Paige Johnson, 16, from Stoneham, Colo. in the cockpit of a Cessna ready to fly around the Air Force Academy. Pilots from the Academy’s Aero Club took her and other teens for flights as part of the Air Force’s Teen Aviation Camp. (U.S. Air Force Photo/Leslie Finstein)
Lt. Col. Charles Wisniewski works with two teens on their model gliders in the Air Force Academy Aero Lab. Professors and staff in the Academy’s aeronautical engineering department spent time with teens from the Air Force’s Teen Aviation Camp, teaching them about the Academy’s program. (U.S. Air Force Photo/Leslie Finstein)
by Leslie Finstein
U.S. Air Force Academy Public Affairs
6/13/2011 - U.S. AIR FORCE ACADEMY, Colo. -- Thirty-six teens from around the Air Force came to the Air Force Academy June 4-8 to take part in the 11th-annual Teen Aviation Camp.
All the 16- and 17-year old campers come from Air Force families and have parents who are active duty, retirees, reservists, or members of the Air National Guard. Teens and their families only have to pay for the cost of transportation to the Academy, the camp and its activities are free. The Air Force Services Agency sponsors and organizes the camp.
"I went to space camp a few years ago, but that is more geared towards NASA," said 16-year-old Paige Johnson of Stoneham, Colo. "Then I heard about this camp, and since I really want to fly planes, I knew this was the one for me."
Ms. Johnson's father is Col. Loren Johnson of the Air National Guard. He was a fighter pilot in the Air Force and even served as Thunderbird No. 8. She said she wants to follow in her dad's footsteps becoming a pilot or an aeronautical engineer.
Another camper, 16-year-old Jacob Swortzel said he is also inspired by his father: Lt. Col. Robert Swortzel, a reservist who trains pilots at Luke Air Force Base in Phoenix.

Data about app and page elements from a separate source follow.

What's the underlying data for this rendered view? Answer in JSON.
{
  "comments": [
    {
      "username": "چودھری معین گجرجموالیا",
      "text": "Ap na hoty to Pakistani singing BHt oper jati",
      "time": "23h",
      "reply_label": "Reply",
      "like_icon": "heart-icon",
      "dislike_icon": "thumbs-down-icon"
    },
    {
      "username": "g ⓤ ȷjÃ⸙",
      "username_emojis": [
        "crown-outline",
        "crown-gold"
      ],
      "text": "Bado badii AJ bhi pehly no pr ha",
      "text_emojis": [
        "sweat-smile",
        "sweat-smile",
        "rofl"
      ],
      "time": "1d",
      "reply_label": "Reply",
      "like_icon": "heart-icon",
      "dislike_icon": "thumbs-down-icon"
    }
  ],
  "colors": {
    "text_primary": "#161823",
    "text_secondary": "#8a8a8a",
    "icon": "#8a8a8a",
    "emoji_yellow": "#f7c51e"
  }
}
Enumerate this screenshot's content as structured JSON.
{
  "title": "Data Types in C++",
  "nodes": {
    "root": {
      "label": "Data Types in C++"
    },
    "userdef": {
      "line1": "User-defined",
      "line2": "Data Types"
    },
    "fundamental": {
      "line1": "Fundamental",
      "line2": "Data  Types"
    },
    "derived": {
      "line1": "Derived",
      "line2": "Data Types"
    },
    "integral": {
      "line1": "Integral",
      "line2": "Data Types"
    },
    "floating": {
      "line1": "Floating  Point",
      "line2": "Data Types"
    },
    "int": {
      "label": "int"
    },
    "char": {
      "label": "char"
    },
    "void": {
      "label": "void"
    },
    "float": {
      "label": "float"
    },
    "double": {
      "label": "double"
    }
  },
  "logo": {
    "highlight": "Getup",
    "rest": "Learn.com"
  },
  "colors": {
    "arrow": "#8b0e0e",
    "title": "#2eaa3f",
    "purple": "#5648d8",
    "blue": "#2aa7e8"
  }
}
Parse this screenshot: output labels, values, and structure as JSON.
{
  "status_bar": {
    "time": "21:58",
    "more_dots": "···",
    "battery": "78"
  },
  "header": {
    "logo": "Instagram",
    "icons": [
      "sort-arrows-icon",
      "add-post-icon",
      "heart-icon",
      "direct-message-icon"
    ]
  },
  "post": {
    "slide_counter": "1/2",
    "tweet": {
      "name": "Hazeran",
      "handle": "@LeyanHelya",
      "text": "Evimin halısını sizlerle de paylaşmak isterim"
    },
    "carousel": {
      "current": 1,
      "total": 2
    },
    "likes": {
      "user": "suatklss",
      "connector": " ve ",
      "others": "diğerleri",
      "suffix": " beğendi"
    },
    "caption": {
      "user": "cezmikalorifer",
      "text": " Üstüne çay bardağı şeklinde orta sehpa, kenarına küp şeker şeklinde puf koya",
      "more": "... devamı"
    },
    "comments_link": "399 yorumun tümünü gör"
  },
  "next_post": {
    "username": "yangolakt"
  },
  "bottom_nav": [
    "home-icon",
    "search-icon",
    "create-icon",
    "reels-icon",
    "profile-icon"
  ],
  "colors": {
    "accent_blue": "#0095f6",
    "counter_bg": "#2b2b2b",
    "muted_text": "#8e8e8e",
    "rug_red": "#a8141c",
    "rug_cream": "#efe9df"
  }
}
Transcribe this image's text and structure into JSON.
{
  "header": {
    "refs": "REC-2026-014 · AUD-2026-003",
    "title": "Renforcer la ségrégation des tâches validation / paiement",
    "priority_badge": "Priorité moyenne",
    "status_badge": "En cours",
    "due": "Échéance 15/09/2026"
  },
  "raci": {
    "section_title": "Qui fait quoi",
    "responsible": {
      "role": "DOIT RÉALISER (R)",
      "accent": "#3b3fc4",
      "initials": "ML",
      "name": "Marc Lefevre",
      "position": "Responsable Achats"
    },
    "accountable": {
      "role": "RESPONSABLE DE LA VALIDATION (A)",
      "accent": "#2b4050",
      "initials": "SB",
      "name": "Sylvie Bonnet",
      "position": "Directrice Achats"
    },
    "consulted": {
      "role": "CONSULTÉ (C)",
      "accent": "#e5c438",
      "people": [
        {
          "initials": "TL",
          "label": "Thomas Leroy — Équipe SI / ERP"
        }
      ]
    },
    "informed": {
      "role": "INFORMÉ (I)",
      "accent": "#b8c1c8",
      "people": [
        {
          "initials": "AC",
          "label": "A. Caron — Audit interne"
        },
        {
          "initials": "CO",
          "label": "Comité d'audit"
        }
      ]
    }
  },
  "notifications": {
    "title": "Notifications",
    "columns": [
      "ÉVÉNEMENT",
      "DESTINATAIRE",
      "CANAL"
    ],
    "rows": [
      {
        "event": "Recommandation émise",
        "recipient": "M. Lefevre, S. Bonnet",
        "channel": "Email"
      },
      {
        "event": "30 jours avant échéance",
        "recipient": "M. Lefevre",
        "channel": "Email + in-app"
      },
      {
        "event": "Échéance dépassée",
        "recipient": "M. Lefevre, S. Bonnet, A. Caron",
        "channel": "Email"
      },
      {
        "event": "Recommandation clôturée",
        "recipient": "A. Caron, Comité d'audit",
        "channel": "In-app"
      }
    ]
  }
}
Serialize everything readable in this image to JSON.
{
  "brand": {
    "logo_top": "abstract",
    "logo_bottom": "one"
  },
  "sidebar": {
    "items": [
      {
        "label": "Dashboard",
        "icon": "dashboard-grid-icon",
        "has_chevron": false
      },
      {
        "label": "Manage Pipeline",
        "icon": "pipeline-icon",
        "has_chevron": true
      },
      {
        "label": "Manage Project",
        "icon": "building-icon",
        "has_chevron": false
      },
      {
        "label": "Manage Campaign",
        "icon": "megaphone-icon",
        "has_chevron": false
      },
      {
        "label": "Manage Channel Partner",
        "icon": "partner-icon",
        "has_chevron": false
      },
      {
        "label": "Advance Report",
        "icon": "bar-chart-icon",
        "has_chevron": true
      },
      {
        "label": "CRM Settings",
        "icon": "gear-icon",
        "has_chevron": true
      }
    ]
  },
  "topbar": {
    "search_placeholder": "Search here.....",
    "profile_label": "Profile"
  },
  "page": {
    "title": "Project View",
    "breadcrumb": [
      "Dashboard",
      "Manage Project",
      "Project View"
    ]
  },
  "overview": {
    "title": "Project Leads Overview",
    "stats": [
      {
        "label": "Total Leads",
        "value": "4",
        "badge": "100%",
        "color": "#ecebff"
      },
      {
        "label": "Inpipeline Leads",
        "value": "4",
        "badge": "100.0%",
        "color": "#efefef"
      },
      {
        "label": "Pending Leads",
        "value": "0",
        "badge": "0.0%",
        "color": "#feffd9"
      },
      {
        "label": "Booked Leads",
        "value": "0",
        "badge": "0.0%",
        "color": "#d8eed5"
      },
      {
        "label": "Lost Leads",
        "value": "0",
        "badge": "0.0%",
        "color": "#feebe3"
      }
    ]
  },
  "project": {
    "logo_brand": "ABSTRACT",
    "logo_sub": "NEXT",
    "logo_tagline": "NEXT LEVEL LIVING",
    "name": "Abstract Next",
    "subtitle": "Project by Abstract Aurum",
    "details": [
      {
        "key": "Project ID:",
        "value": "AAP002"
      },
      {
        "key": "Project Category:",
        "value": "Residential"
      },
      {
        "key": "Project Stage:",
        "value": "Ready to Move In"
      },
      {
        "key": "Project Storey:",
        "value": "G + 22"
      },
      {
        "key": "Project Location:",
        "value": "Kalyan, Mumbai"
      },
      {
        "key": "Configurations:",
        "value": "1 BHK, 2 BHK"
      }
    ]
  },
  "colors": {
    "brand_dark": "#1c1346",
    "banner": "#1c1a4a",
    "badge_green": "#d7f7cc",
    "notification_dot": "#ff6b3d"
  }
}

"I'm interested in aviation because my dad flies and I've seen what he's done in his career and I think it's great how he's served his country," Mr. Swortzel said.
Over the course of the camp, the teens were introduced to aviation and the Academy. They toured labs, met with cadets, professors, and admissions representatives, ate in Mitchell Hall, built gliders, and flew aboard T-41 Mescaleros.
Camp counselors, like Payal Mehta of Minot Air Force Base, N.D., kept things running smoothly all week at the camp. She, like the other counselors, works for Air Force Services.
"The impact is the best part of being involved in camps like this," Ms. Mehta said. "These kids are our future; I want to help lead and guide them and show them what's out there for them."
Con Fisher and Kimberly Gilman from the Air Force Services Agency headquarters in San Antonio organized this event.
This was Mr. Fisher's third year as the lead on this camp. He spent two years before that as a counselor.
"We are here to ensure everything runs smoothly," Mr. Fisher said of his role here.
They work with the Air Force Academy Services office to set up this camp throughout the year and when it comes time for the camp, Mr. Fisher and Ms. Gilman take over the operation on the ground.
"I like this camp," Mr. Fisher said. "It lets teens know what they need and what they should focus on if they want to get into the Academy and if they want to become pilots."
The camp wrapped up June 8 with glider flights, tours of the Academy, an evening sit down with Academy Admissions representatives, and a close-out party.